“The limits of my language means the limits of my world.”–Wittgenstein
I love words. I love creating and combining words. With a new set of vocabulary, we get to create our own culture.
With these words I hope to expand our notion of what’s possible. And I invite you to play along too by suggesting new words.
Here are some words I have created (or redefined):
definition to come
definition to come
definition to come
Quirkyalone (n., adj.)
A quirkyalone is a person who enjoys being single (or spending time alone) and so prefers to wait for the right person to come along rather than dating indiscriminately. Quirkyalones prefer to be single rather than settle.
Quirkyalones can also be married or in a committed relationship (quirkytogether). You can be a man or a woman, any age. Quirkyalone is ultimately a philosophy about finding happiness within yourself whether you’re single or in a relationship. The essence of quirkyalone is the inability to settle.
You can check out my Quirkyalone book here. This will be your gateway drug to the quirkyalone universe.

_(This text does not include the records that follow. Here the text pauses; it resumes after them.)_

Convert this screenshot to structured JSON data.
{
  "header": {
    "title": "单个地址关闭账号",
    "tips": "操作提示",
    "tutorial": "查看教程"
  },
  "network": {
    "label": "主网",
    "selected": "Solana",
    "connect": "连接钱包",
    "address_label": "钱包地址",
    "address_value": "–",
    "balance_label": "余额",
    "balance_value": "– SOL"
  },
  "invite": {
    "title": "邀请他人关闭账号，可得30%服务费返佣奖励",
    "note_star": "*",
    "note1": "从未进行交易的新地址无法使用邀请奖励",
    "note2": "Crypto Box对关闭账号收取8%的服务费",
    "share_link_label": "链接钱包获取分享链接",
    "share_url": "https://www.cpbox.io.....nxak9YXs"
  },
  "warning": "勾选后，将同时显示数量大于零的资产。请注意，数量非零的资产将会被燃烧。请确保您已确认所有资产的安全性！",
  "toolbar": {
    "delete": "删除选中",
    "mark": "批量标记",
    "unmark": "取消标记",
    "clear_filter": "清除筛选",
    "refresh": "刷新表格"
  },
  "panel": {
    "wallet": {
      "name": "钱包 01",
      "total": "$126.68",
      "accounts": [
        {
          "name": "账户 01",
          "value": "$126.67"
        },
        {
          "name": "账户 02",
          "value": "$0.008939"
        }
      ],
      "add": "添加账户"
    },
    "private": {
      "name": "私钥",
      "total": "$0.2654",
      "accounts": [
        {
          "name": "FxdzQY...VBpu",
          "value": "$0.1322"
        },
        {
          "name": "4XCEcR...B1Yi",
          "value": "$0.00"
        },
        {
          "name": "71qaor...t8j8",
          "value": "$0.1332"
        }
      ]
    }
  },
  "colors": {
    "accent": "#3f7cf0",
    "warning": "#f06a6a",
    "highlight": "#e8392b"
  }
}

After this, who knows, you may want to come to a gathering such as the Quirkyalones Together Conference, take an online class, learn tango with me in Buenos Aires to learn about how to learn quirkyaloneness and togetherness through your body . . or who knows what!
Quirkytogether (n., adj.)
Quirkytogether takes the quirkyalone ethos of holding out for true love and respecting the individual’s need for space and puts those values into a relationship context.
Two quirkytogether people want to be together more than they need to be together.
Quirkytogethers write their own rules for coupling. Common values tend to be authenticity, vulnerability, autonomy and independence as well as mutual support and deep connection (and some dependence too). It’s all about authenticity and vulnerability–you can’t be quirkytogether without bringing your full self to the encounter. You could even have a quirkytogether friendship too. You can read the “quirkytogether” chapter in Quirkyalone.
Since 2010, I have been obsessed with tango. And through tango, I have discovered the tangasm. A tangasm is not a climax in the way we think of an “orgasm.” There is no particular moment of release. The tangasm is not about how it looks, it’s about how it feels.
A tangasm is a moment of total connection coupled with full-body pleasure, bodies swirling with each other, breathing together, a union with the moment, your partner, the music, the room.
I have asked people about their tangasms and they tell me things like: “Losing all notion of time and space.” “You forget about everything and everyone.” “A peak experience.” “Traveling to another galaxy.” “Thoughts floating away.” “Being in flow.” “Embracing and breathing together.” “Dancing on a pink cloud.” “A spiritual practice.” This doesn’t mean you are sexually attracted to your partner, though you might be. You could feel a tangasm with someone of your same sex if you are heterosexual or even with your parent.
You can read about the tangasm in this essay, Is Tango Better than Sex?
You might even have a tangasm in Buenos Aires if you come on a Tango Bliss Adventure.
Todolistology describes the study of a person and his or her desires, neuroses, and personality, through her or his lists.
Watch me talk about what our to-do lists reveal about us in this authors@ google talk.
The concept of “wet” is something I have been developing through coaching women and through the writing of a memoir, which is still very much in process. Being wet is about being in tune with your body’s messages and reading its cues. Wet women know that their sexual energy is vitality and that you can be turned-on in and outside the bedroom. Being wet is not about traditional hotness. Being wet is much more about how it feels than how it looks. Being wet is a source of power and intuition. In a world where porn desecrates female sexuality, and pop culture and advertising routinely objectify women, being wet is an emphatic call to arms for women to not park their sexuality, but to feel it from the inside out as subjects rather than objects.
You can read about my investigations into wetness through my memoir here.